From the start of my apostolic mission, I was placed in some of our Institutions and schools like St. Catherine’s Home, St. Joseph’s Home, and St. Joseph’s High school, Bandra. This gave me a sensitive exposure to the pains and struggles of the
abandoned and orphaned children. I was also able to accompany and help many young girls and women who were faced with major social problems. I have also shared in the joys of placing babies in their adoptive homes as well as supporting  young girls and women in their families or even in marriage. 

I consider it a great blessing to have reached out to the neglected and marginalized people both in the rural and tribal area of Manor and Mahad. I have gained much from their simple life style. I was able to understand their life struggles and other difficulties of their daily life. There was so much inner satisfaction to see the women and the girls are being empowered in that region. There were ample opportunities to gain much knowledge, experience and above all, for an attitudinal change within myself. I have realized that we have the responsibility to reach out to the ones who are most in need, lift them, and help them to find meaning in their lives. We are there to empower them to face the challenges of life and society.

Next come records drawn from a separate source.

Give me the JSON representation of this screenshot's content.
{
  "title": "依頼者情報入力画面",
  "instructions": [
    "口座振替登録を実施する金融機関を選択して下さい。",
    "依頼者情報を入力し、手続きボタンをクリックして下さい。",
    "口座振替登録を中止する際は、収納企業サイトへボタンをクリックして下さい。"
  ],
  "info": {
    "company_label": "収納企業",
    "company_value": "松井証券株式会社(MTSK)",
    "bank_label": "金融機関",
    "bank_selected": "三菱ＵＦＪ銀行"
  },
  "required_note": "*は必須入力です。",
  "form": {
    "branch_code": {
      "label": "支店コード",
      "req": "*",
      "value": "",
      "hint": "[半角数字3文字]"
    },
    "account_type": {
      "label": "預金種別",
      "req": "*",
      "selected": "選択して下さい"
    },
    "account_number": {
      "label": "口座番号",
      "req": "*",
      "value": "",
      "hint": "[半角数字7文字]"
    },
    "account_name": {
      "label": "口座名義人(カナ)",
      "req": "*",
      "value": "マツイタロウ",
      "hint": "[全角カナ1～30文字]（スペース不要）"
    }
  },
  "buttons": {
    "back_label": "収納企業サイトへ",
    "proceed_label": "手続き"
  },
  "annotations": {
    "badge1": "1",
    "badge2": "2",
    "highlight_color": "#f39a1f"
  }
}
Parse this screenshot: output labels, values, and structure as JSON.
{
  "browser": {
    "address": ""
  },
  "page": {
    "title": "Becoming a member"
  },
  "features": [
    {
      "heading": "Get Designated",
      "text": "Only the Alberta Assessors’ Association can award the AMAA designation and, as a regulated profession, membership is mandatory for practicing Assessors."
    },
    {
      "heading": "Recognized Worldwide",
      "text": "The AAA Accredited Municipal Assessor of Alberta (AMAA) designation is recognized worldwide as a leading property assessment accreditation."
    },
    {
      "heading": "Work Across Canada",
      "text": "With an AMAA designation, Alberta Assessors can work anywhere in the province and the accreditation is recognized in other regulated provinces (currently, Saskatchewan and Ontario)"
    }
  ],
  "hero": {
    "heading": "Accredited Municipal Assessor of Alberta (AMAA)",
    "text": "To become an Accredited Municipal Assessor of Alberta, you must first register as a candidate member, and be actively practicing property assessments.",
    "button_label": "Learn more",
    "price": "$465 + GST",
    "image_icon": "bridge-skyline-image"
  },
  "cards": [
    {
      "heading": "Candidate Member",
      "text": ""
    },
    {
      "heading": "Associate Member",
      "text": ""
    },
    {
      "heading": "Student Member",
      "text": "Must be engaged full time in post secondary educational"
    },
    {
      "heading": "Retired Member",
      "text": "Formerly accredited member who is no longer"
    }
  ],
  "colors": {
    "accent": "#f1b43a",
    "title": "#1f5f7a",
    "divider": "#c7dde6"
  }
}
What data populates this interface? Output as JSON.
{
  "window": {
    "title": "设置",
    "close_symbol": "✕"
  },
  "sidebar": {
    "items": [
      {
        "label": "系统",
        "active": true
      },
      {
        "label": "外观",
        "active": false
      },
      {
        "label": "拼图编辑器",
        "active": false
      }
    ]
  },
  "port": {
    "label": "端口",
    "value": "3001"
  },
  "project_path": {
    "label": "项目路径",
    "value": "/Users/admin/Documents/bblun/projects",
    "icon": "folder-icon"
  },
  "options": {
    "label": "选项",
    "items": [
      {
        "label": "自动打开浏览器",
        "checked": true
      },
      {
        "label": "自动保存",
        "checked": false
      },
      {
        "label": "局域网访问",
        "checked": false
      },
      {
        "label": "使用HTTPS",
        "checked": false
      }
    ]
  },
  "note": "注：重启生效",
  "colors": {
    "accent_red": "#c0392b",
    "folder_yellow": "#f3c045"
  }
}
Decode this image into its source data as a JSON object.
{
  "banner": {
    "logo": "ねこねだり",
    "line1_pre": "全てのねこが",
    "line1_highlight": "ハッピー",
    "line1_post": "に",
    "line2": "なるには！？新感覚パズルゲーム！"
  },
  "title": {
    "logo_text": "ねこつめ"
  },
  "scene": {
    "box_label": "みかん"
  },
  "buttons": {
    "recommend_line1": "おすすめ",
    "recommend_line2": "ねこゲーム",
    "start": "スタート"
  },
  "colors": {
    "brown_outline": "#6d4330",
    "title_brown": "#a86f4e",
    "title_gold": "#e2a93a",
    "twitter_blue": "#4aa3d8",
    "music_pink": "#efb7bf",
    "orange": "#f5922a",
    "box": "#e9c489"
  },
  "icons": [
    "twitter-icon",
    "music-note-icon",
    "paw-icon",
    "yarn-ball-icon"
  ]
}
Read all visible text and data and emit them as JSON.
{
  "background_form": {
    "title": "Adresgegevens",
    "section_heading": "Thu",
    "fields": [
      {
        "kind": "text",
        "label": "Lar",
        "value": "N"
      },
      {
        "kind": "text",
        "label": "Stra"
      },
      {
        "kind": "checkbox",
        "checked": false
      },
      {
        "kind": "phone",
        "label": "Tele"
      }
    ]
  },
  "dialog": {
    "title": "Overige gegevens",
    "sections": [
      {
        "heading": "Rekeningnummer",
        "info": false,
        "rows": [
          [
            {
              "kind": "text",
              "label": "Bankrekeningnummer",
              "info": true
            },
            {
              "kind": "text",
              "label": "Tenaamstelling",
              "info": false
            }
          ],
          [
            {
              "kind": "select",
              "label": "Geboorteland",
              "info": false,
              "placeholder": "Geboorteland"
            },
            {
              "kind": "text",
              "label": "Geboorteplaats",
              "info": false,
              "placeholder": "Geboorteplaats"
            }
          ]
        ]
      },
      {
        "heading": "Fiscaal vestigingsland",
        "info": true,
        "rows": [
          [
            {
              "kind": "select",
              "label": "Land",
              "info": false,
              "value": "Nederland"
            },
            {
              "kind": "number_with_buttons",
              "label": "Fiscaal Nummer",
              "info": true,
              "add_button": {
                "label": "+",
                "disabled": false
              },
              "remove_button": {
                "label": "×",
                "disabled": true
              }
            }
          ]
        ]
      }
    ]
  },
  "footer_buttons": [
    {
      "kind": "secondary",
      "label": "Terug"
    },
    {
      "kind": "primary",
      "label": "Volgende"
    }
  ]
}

Today I recall the love with which Jesus called me to be a religious. I have experienced His presence in these last 53 years of my life as a daughter of the Cross-God has walked with me especially while I faced new challenges in my life and work. Often, He has revealed His presence in the most difficult situations in my life, giving me courage and strength. Jesus has helped me to bring the good news to the poor, give dignity and respect to all especially to those who have lost it in their lives. I can truly say that I have seen and experienced the real meaning of empowerment in the people whom I served-thus leading them to live a life to the fullest.

In spite of all the struggles of Covid -19 God is asking us to trust in Him. He is with us. Let us listen to His voice; “Do not be afraid … I am with you.” Yes, Jesus is with us. Let us trust in Him and place all our anxieties in Him and pray for the healing of our world.  

Sr. Udaya fc is a member of the congregation of the Daughters of the Cross. She is currently the superintendent of St. Catherine’s Home for children at Andheri West, Mumbai. Sister has worked with socially deprived, neglected and abused children for almost forty-five years in the urban as well as in the rural areas. She has also been working for in-country and inter-country adoption for several years.